For Lizzy Montero, Marketing and Sales Manager of Sunfresh Farms, a company that recently received the Exporter of the Year Award, authorities should focus on supporting producers to improve the quality of flowers and ensure they apply good practices. They should also promote their participation in international fairs with their products.
Farms work to maintain standards; Sunfresh Farms has Rainforest Alliance certification—covering good agricultural, environmental, and social practices—and others are in the process of certifying, Montero explained. While not a requirement to enter markets like the United States, some customers require it for purchase.
Every year, audits are conducted to maintain certification, representing significant challenges, Montero added.
Overview in numbers More than 55,000 hectares in seven Latin American countries, including Guatemala, are dedicated to the cultivation of flowers and ornamental plants, according to data from the specialized site MetroflorColombia, which recognizes the region’s advantages for developing this important business.
In Guatemala, the Ornamental Plants, Foliage, and Flowers Commission of the Guatemalan Exporters Association (Agexport) indicates that there are approximately 3,500 hectares of production, allowing for exports of over $100 million annually in both cut flowers and ornamental plants.
Last year, the Directorate of Policy and Economic Analysis of the Ministry of Economy reported that the sector exported 30,677 metric tons of flowers and foliage and 17,798.4 metric tons of roots, bulbs, seeds, and ornamental plants to destinations such as the United States, the Netherlands, Germany, El Salvador, Honduras, Japan, and Colombia. In total, these exports generated $142.3 million in foreign exchange.
The most demanded products in this sector include leather leaf, yucca, beaucarnea (Pony), dracaena, roses, chamadorea SP, asparagus SP, tillandsia, sansevieria, and croton plant.
Colombia and Ecuador stand out as rose exporters in the region and represented $975 million, 34% of the total global, according to a note from the World Economic Forum (WEF) in 2020.
The quality and durability of the roses exported by Guatemala are comparable to the Colombian offer of these flowers, Montero explained.
The size of the flower and the length of the stem are characteristics that must be carefully maintained to meet the standards of exported roses.
Promising horizon The Ornamental Plants, Foliage, and Flowers Commission estimates closing with $142 million for this year and projects an 8.5% growth in 2024 with sales to European destinations, the United States, Canada, Hawaii, and Japan, among others.
In addition to strengthening the production chain of the sector and adding value to the exportable offer with bouquets and diversifying varieties to enter new markets, Montero said, “We seek to change the market; we are already positioned, but we need to increase production to meet demand.”

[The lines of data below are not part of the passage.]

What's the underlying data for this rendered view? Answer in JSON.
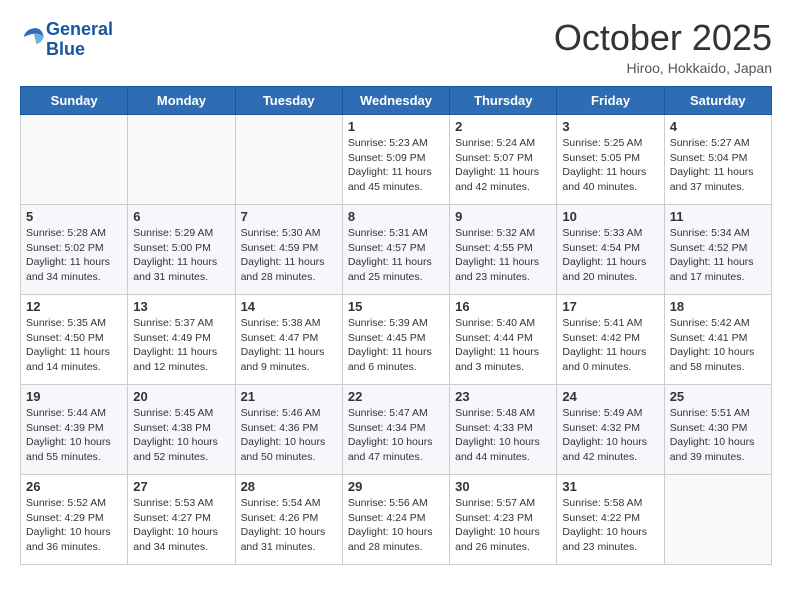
{
  "logo": {
    "line1": "General",
    "line2": "Blue"
  },
  "title": "October 2025",
  "subtitle": "Hiroo, Hokkaido, Japan",
  "weekdays": [
    "Sunday",
    "Monday",
    "Tuesday",
    "Wednesday",
    "Thursday",
    "Friday",
    "Saturday"
  ],
  "weeks": [
    [
      {
        "day": "",
        "sunrise": "",
        "sunset": "",
        "daylight": ""
      },
      {
        "day": "",
        "sunrise": "",
        "sunset": "",
        "daylight": ""
      },
      {
        "day": "",
        "sunrise": "",
        "sunset": "",
        "daylight": ""
      },
      {
        "day": "1",
        "sunrise": "Sunrise: 5:23 AM",
        "sunset": "Sunset: 5:09 PM",
        "daylight": "Daylight: 11 hours and 45 minutes."
      },
      {
        "day": "2",
        "sunrise": "Sunrise: 5:24 AM",
        "sunset": "Sunset: 5:07 PM",
        "daylight": "Daylight: 11 hours and 42 minutes."
      },
      {
        "day": "3",
        "sunrise": "Sunrise: 5:25 AM",
        "sunset": "Sunset: 5:05 PM",
        "daylight": "Daylight: 11 hours and 40 minutes."
      },
      {
        "day": "4",
        "sunrise": "Sunrise: 5:27 AM",
        "sunset": "Sunset: 5:04 PM",
        "daylight": "Daylight: 11 hours and 37 minutes."
      }
    ],
    [
      {
        "day": "5",
        "sunrise": "Sunrise: 5:28 AM",
        "sunset": "Sunset: 5:02 PM",
        "daylight": "Daylight: 11 hours and 34 minutes."
      },
      {
        "day": "6",
        "sunrise": "Sunrise: 5:29 AM",
        "sunset": "Sunset: 5:00 PM",
        "daylight": "Daylight: 11 hours and 31 minutes."
      },
      {
        "day": "7",
        "sunrise": "Sunrise: 5:30 AM",
        "sunset": "Sunset: 4:59 PM",
        "daylight": "Daylight: 11 hours and 28 minutes."
      },
      {
        "day": "8",
        "sunrise": "Sunrise: 5:31 AM",
        "sunset": "Sunset: 4:57 PM",
        "daylight": "Daylight: 11 hours and 25 minutes."
      },
      {
        "day": "9",
        "sunrise": "Sunrise: 5:32 AM",
        "sunset": "Sunset: 4:55 PM",
        "daylight": "Daylight: 11 hours and 23 minutes."
      },
      {
        "day": "10",
        "sunrise": "Sunrise: 5:33 AM",
        "sunset": "Sunset: 4:54 PM",
        "daylight": "Daylight: 11 hours and 20 minutes."
      },
      {
        "day": "11",
        "sunrise": "Sunrise: 5:34 AM",
        "sunset": "Sunset: 4:52 PM",
        "daylight": "Daylight: 11 hours and 17 minutes."
      }
    ],
    [
      {
        "day": "12",
        "sunrise": "Sunrise: 5:35 AM",
        "sunset": "Sunset: 4:50 PM",
        "daylight": "Daylight: 11 hours and 14 minutes."
      },
      {
        "day": "13",
        "sunrise": "Sunrise: 5:37 AM",
        "sunset": "Sunset: 4:49 PM",
        "daylight": "Daylight: 11 hours and 12 minutes."
      },
      {
        "day": "14",
        "sunrise": "Sunrise: 5:38 AM",
        "sunset": "Sunset: 4:47 PM",
        "daylight": "Daylight: 11 hours and 9 minutes."
      },
      {
        "day": "15",
        "sunrise": "Sunrise: 5:39 AM",
        "sunset": "Sunset: 4:45 PM",
        "daylight": "Daylight: 11 hours and 6 minutes."
      },
      {
        "day": "16",
        "sunrise": "Sunrise: 5:40 AM",
        "sunset": "Sunset: 4:44 PM",
        "daylight": "Daylight: 11 hours and 3 minutes."
      },
      {
        "day": "17",
        "sunrise": "Sunrise: 5:41 AM",
        "sunset": "Sunset: 4:42 PM",
        "daylight": "Daylight: 11 hours and 0 minutes."
      },
      {
        "day": "18",
        "sunrise": "Sunrise: 5:42 AM",
        "sunset": "Sunset: 4:41 PM",
        "daylight": "Daylight: 10 hours and 58 minutes."
      }
    ],
    [
      {
        "day": "19",
        "sunrise": "Sunrise: 5:44 AM",
        "sunset": "Sunset: 4:39 PM",
        "daylight": "Daylight: 10 hours and 55 minutes."
      },
      {
        "day": "20",
        "sunrise": "Sunrise: 5:45 AM",
        "sunset": "Sunset: 4:38 PM",
        "daylight": "Daylight: 10 hours and 52 minutes."
      },
      {
        "day": "21",
        "sunrise": "Sunrise: 5:46 AM",
        "sunset": "Sunset: 4:36 PM",
        "daylight": "Daylight: 10 hours and 50 minutes."
      },
      {
        "day": "22",
        "sunrise": "Sunrise: 5:47 AM",
        "sunset": "Sunset: 4:34 PM",
        "daylight": "Daylight: 10 hours and 47 minutes."
      },
      {
        "day": "23",
        "sunrise": "Sunrise: 5:48 AM",
        "sunset": "Sunset: 4:33 PM",
        "daylight": "Daylight: 10 hours and 44 minutes."
      },
      {
        "day": "24",
        "sunrise": "Sunrise: 5:49 AM",
        "sunset": "Sunset: 4:32 PM",
        "daylight": "Daylight: 10 hours and 42 minutes."
      },
      {
        "day": "25",
        "sunrise": "Sunrise: 5:51 AM",
        "sunset": "Sunset: 4:30 PM",
        "daylight": "Daylight: 10 hours and 39 minutes."
      }
    ],
    [
      {
        "day": "26",
        "sunrise": "Sunrise: 5:52 AM",
        "sunset": "Sunset: 4:29 PM",
        "daylight": "Daylight: 10 hours and 36 minutes."
      },
      {
        "day": "27",
        "sunrise": "Sunrise: 5:53 AM",
        "sunset": "Sunset: 4:27 PM",
        "daylight": "Daylight: 10 hours and 34 minutes."
      },
      {
        "day": "28",
        "sunrise": "Sunrise: 5:54 AM",
        "sunset": "Sunset: 4:26 PM",
        "daylight": "Daylight: 10 hours and 31 minutes."
      },
      {
        "day": "29",
        "sunrise": "Sunrise: 5:56 AM",
        "sunset": "Sunset: 4:24 PM",
        "daylight": "Daylight: 10 hours and 28 minutes."
      },
      {
        "day": "30",
        "sunrise": "Sunrise: 5:57 AM",
        "sunset": "Sunset: 4:23 PM",
        "daylight": "Daylight: 10 hours and 26 minutes."
      },
      {
        "day": "31",
        "sunrise": "Sunrise: 5:58 AM",
        "sunset": "Sunset: 4:22 PM",
        "daylight": "Daylight: 10 hours and 23 minutes."
      },
      {
        "day": "",
        "sunrise": "",
        "sunset": "",
        "daylight": ""
      }
    ]
  ]
}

Guatemala participates in forums, international fairs, specialized magazines, and ventures into floral tourism with visits to botanical gardens and fields, flower festivals to attract travelers interested in these tours, and to stimulate the local market.

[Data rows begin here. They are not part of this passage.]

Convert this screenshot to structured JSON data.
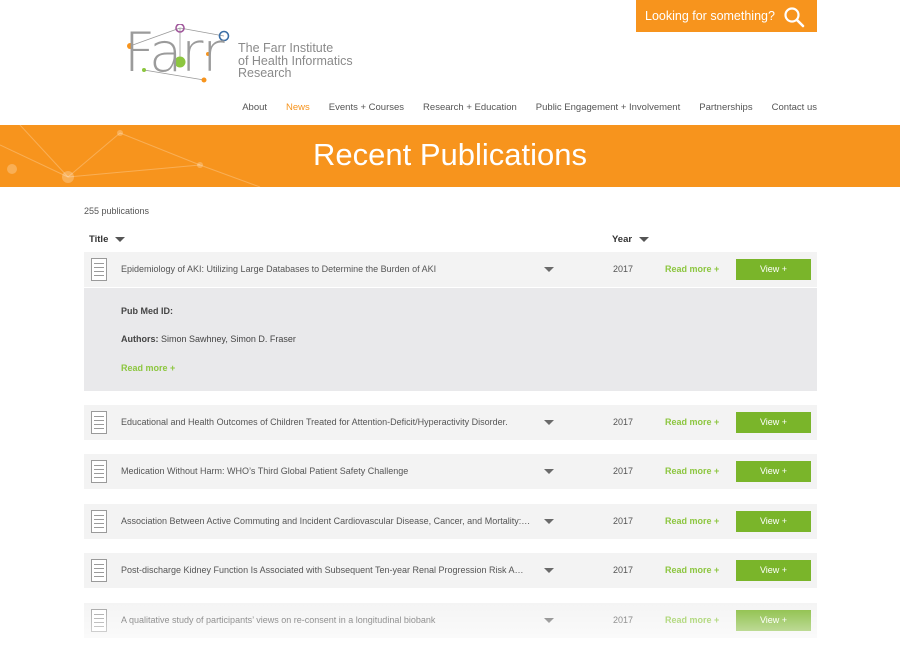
{
  "brand": {
    "logo_word": "Farr",
    "logo_lines": [
      "The Farr Institute",
      "of Health Informatics",
      "Research"
    ],
    "accent": "#f7941d",
    "green": "#8cc63f"
  },
  "search": {
    "label": "Looking for something?",
    "icon": "search-icon"
  },
  "nav": {
    "items": [
      {
        "label": "About"
      },
      {
        "label": "News"
      },
      {
        "label": "Events + Courses"
      },
      {
        "label": "Research + Education"
      },
      {
        "label": "Public Engagement + Involvement"
      },
      {
        "label": "Partnerships"
      },
      {
        "label": "Contact us"
      }
    ],
    "active": "News"
  },
  "banner": {
    "title": "Recent Publications"
  },
  "list": {
    "count": "255 publications",
    "headers": {
      "title": "Title",
      "year": "Year"
    },
    "rows": [
      {
        "title": "Epidemiology of AKI: Utilizing Large Databases to Determine the Burden of AKI",
        "year": "2017",
        "read_more": "Read more +",
        "view": "View +"
      },
      {
        "title": "Educational and Health Outcomes of Children Treated for Attention-Deficit/Hyperactivity Disorder.",
        "year": "2017",
        "read_more": "Read more +",
        "view": "View +"
      },
      {
        "title": "Medication Without Harm: WHO’s Third Global Patient Safety Challenge",
        "year": "2017",
        "read_more": "Read more +",
        "view": "View +"
      },
      {
        "title": "Association Between Active Commuting and Incident Cardiovascular Disease, Cancer, and Mortality: ...",
        "year": "2017",
        "read_more": "Read more +",
        "view": "View +"
      },
      {
        "title": "Post-discharge Kidney Function Is Associated with Subsequent Ten-year Renal Progression Risk Amon...",
        "year": "2017",
        "read_more": "Read more +",
        "view": "View +"
      },
      {
        "title": "A qualitative study of participants’ views on re-consent in a longitudinal biobank",
        "year": "2017",
        "read_more": "Read more +",
        "view": "View +"
      }
    ],
    "expanded": {
      "pubmed_label": "Pub Med ID:",
      "authors_label": "Authors:",
      "authors": "Simon Sawhney, Simon D. Fraser",
      "read_more": "Read more +"
    }
  }
}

The sector aligns with the most important trends that involve producing plants that contribute to reducing air pollution; colors that mark a fashion trend, for example, the Pantone Color Institute designated Peach Fuzz as the color of the year for 2024—a pastel shade that combines with a wide range of colors from reds, fuchsias to blues and greens, providing great possibilities for design, decoration, and color varieties in trending flowers.
Guatemala supplies the demand of supermarkets and clients who are distributors and decorators, requiring good logistics to arrive on cargo flights, maritime containers, or land transportation with punctuality and quality.
The flower growth cycle is 16 weeks, and harvests occur year-round.
In the current season, demand is growing by 300%. However, market coverage depends on production. Over the past three years, the climate has been very cold between November and January, delaying production, Alvarez commented. About 40,000 stems are cut each week, and in peak seasons like Valentine’s Day and Mother’s Day, the harvest doubles.”